[Data records for software interfaces]
━━━━━━━━

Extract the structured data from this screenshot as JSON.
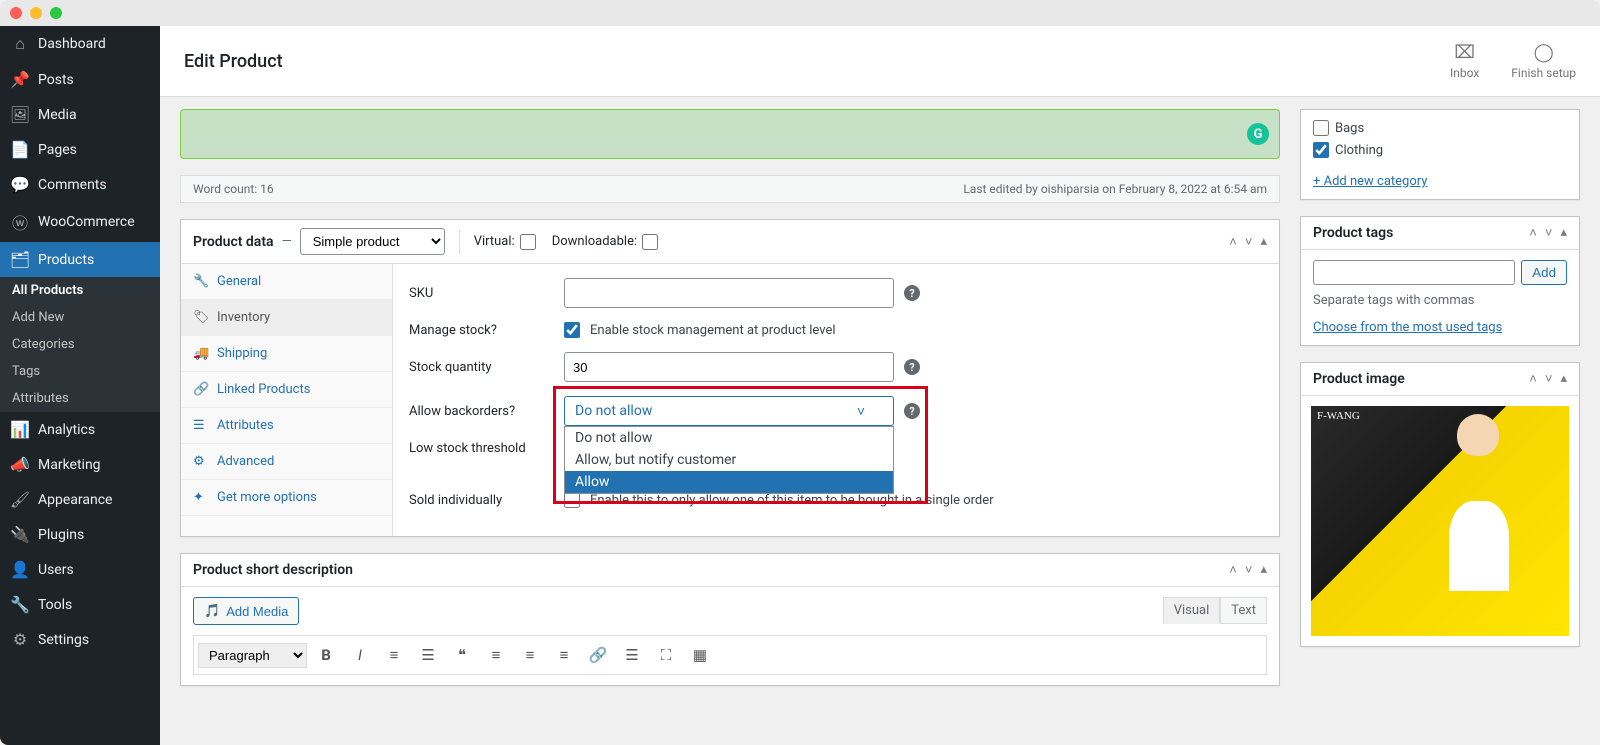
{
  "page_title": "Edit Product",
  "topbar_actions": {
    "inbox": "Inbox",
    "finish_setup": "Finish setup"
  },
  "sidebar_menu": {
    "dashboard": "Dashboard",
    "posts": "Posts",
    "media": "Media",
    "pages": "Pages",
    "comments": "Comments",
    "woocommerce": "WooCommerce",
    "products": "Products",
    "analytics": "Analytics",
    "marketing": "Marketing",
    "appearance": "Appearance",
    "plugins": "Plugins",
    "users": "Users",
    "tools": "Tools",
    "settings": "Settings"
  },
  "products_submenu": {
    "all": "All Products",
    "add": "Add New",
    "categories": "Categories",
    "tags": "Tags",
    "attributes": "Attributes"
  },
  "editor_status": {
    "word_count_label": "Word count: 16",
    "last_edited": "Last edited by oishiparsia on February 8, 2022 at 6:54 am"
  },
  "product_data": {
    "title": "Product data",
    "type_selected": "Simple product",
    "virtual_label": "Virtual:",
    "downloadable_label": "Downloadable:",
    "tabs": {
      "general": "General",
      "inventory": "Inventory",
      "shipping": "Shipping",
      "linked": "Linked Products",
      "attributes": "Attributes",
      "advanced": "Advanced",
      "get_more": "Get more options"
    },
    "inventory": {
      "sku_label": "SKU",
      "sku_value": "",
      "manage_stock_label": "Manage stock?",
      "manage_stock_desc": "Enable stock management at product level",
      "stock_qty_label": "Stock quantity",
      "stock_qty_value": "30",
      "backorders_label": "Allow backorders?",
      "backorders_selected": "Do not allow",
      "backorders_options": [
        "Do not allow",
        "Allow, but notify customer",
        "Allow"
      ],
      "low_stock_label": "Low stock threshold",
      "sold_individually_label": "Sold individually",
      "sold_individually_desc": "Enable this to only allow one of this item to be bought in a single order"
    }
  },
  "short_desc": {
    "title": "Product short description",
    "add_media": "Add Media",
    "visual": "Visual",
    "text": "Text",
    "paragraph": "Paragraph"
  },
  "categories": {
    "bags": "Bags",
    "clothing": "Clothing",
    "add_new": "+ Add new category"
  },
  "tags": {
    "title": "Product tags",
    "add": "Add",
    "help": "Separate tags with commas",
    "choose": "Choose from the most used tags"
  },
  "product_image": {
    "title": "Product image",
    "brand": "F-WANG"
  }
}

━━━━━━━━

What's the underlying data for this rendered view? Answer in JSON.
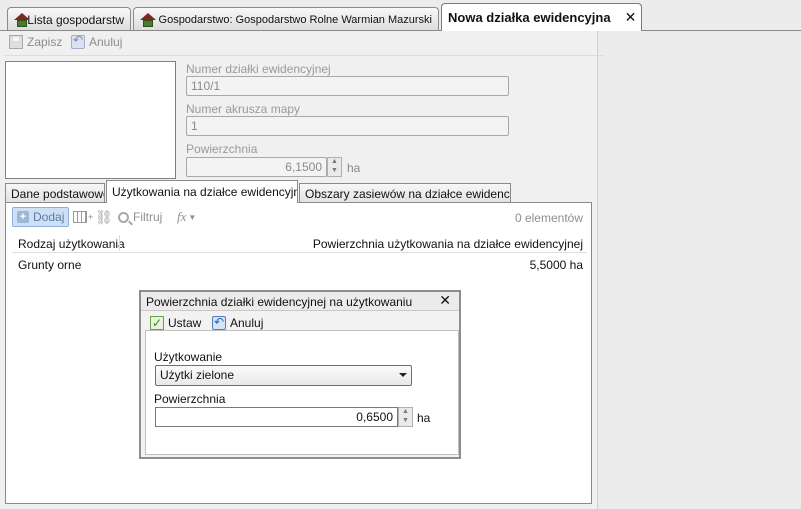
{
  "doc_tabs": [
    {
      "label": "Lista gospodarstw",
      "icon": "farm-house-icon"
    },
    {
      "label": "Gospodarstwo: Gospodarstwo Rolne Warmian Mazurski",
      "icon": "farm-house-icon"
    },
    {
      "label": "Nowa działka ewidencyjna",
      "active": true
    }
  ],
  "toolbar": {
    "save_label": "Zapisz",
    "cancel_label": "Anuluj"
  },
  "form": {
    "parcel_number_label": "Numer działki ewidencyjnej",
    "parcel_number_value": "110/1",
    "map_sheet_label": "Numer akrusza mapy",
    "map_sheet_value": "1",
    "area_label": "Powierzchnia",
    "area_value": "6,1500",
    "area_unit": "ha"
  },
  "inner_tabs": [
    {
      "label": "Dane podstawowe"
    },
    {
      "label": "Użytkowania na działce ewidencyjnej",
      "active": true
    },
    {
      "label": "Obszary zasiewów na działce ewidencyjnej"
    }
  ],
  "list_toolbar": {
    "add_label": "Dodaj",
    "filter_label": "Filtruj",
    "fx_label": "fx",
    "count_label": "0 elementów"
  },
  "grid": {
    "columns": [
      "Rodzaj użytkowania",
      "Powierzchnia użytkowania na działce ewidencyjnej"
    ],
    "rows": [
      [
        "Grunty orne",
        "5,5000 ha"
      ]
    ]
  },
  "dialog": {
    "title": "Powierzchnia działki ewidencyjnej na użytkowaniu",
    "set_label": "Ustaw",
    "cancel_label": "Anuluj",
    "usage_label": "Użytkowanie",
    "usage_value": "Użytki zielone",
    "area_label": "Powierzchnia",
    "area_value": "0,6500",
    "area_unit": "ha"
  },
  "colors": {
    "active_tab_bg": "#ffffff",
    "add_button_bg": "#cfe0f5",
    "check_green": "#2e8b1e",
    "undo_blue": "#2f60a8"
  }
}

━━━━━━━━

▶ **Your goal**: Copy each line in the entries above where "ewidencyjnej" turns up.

▶ **Response area**:
    "parcel_number_label": "Numer działki ewidencyjnej",
      "label": "Użytkowania na działce ewidencyjnej",
      "label": "Obszary zasiewów na działce ewidencyjnej"
      "Powierzchnia użytkowania na działce ewidencyjnej"
    "title": "Powierzchnia działki ewidencyjnej na użytkowaniu",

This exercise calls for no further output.